Labour MP Wes Streeting didn’t hold back during BBC Question Time when he pushed for environment secretary George Eustice to apologise to the public for not taking responsibility for the petrol crisis.
Speaking on Thursday night, Streeting took aim at Eustice over the government’s management of the fuel shortage at petrol pumps which has gripped the nation for the last week.
He said: “If a government can’t get things right as basic as keeping fuel in the pumps, no wonder people think they’re so incompetent.
“Just this week, George Eustice blamed the public, blamed the voters, for the petrol pump crisis saying it’s because people are going to the pumps to find the petrol.”
Eustice told broadcasters on Monday: “The only reason we don’t have petrol on the forecourts is that people are buying petrol they don’t need.”
Streeting, the shadow child poverty secretary, zeroed in on this allegation from Eustice during his Question Time appearance.
Justifying the public’s panic-buying, Streeting said: “Well of course they are – because the moment this government says nothing to be worried about there’s no crisis, everything is going to be OK – you know that that’s obviously not going to be true.
“It’s the worst of both worlds – they failed to take the pre-emptive action, and then they fuelled the panic instead of fuelling the motorists.
“It’s a total disgrace and George you really should apologise, not just to the audience, but to the public at large, for blaming them for your government’s incompetence.”
Eustice did not apologise, and said Streeting was being “opportunistic” by claiming he was blaming consumers.
He also claimed that the fuel crisis was already subsiding and blamed the issue with supply chains on the Covid pandemic, rather than Breit.
Eustice continued: “Rather than thinking immigration is the answer to everything, and it’s is only actually a small number of HGV drivers who are EU citizens, what we really need to be doing is trying to improve working conditions.”
But, Streeting traced the ongoing shortage HGV drivers across the UK – which has slowed down the distribution of petrol from the refineries to the petrol pumps – back to Brexit.
He said: “There are a whole range of challenges that arose out of the government’s botched Brexit deal.
“Problems that were not just foreseeable but foreseen.”
He noted that anti-Brexit campaigners warned there would be labour shortages once the UK left the EU, but the government has repeatedly denied that Brexit has caused any of the current shortages.
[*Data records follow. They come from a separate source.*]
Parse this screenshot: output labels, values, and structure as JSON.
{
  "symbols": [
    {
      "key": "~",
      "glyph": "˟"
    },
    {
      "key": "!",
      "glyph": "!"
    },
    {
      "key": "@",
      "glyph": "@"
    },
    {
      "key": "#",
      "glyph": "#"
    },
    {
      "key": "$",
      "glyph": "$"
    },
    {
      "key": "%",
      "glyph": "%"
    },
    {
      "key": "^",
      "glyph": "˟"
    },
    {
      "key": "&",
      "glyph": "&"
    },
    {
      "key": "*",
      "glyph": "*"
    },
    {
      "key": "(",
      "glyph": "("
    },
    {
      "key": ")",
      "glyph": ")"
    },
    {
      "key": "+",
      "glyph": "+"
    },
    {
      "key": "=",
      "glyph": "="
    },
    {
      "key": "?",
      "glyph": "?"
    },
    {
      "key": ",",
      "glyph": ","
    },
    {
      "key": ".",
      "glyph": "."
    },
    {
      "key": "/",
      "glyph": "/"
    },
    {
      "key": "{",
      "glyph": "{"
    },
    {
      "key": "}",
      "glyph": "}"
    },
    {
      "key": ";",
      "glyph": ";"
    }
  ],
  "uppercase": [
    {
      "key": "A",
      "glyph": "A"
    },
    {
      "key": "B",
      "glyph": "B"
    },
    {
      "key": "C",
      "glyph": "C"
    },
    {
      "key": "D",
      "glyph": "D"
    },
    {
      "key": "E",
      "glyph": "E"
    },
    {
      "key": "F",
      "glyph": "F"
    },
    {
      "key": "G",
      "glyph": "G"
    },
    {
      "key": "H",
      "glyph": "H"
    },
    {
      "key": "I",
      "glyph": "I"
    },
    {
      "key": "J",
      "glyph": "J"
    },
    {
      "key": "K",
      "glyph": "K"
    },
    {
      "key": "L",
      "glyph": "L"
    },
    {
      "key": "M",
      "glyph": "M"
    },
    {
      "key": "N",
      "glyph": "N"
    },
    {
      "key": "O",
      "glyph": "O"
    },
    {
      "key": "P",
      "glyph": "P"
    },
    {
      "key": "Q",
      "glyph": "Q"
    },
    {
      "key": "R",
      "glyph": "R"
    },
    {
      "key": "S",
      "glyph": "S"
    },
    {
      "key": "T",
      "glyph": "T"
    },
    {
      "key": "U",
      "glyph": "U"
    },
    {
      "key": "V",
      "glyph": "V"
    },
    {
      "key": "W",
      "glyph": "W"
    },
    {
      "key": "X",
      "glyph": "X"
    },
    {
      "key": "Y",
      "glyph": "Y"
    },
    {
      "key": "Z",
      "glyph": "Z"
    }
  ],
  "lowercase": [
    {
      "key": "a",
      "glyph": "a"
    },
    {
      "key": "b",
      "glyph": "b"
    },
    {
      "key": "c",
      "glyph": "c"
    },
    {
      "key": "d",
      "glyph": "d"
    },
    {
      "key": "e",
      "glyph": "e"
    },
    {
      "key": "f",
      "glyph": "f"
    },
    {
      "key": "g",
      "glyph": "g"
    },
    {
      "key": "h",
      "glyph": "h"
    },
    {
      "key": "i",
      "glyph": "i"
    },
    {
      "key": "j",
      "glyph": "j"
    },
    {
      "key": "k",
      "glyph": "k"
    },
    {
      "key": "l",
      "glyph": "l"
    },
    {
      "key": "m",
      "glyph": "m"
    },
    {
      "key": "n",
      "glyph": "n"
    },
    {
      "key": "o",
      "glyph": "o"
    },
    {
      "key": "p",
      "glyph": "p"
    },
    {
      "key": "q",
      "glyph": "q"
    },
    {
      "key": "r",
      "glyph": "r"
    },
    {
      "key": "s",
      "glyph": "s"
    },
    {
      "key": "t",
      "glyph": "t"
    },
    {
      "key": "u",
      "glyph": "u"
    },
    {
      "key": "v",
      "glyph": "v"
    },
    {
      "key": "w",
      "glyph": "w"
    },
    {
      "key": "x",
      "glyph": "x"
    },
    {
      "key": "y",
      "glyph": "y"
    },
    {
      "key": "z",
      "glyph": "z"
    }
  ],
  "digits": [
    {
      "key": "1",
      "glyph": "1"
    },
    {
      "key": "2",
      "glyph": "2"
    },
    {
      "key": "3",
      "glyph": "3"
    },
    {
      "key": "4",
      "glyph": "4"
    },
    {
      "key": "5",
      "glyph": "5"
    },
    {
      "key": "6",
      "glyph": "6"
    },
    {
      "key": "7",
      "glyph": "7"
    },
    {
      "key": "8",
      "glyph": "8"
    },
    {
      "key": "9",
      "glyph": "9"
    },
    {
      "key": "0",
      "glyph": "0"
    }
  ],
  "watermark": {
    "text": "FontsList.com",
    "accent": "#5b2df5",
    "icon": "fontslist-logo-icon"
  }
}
Yet, many have pointed to Downing Street’s temporary three-month visa scheme for overseas drivers as proof that the UK needs more workers from abroad following Brexit.